The project has been visiting the village for 12 years and many locals have come to rely on it.
“We’ve got no village hall and this means we can get together,” says Joyce Atkins. “We look forward to it. You don’t see many people out and about in the village at other times. Sometimes we will ring each other up but this is a chance to get together and have a good old chat.”
Cara Chinery, who has lived in Aldringham for seven years, says the coffee caravan helped her meet people when she moved in.
“My neighbour told me about it,” she says. “I didn’t know anyone in the village at first and this has really helped. My children come up with me when the caravan is here during the school holidays.”

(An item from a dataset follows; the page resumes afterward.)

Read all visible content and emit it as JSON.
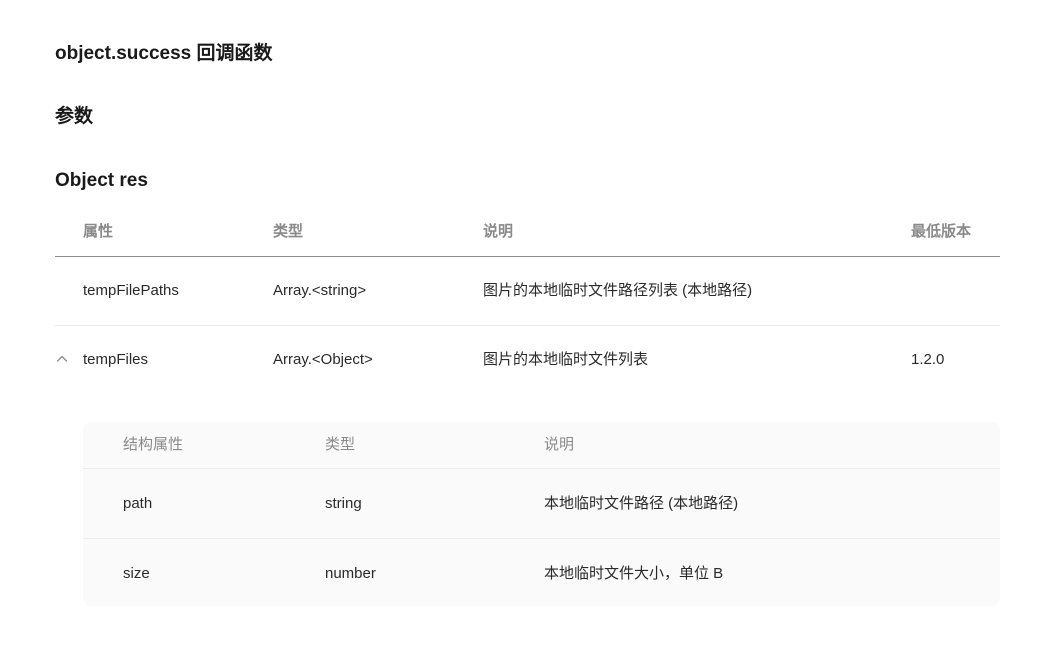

Aldringham native Tony Woods was one of those who first invited the caravan to the village.
“We wanted to try and get some kind of community feel going because there wasn’t much life in the village, apart from the pub,” he says. “There used to be a post office, shop and school but they’ve all closed and a lot of houses are now second homes that aren’t even occupied a lot of the time. Having the caravan come once a month has made a real difference.”
Rural Coffee Caravan will be celebrating the Queen’s 90th birthday next year with a programme of community events.
Starting in April 2016 ? the month of the Queen’s birthday ? the charity will be running a series of Queen’s 90th Birthday Cream Teas around Suffolk.
Everyone will be welcome to attend their village’s event, free of charge.
The celebrations will culminate in a garden party fundraising event in June, with tickets going on sale to the public soon.
Canon Sally Fogden, chairman of trustees, said: “The Queen is dedicated to community service and so are the team at Rural Coffee Caravan. The people we meet on our village visits and events tell us they feel the caravan is a vital lifeline, because often we are the only agency that visits them, and we might be the only people they have spoken to that week. We wanted to provide more opportunities for rurally-isolated people to come together and join in the Queen’s 90th Birthday celebrations.”
To register in advance for the limited number of tickets available for the garden party in June 2016, telephone 01379 855338 or email email@example.com.
More information about the Rural Coffee Caravan can be found at www.ruralcoffeecaravan.org.uk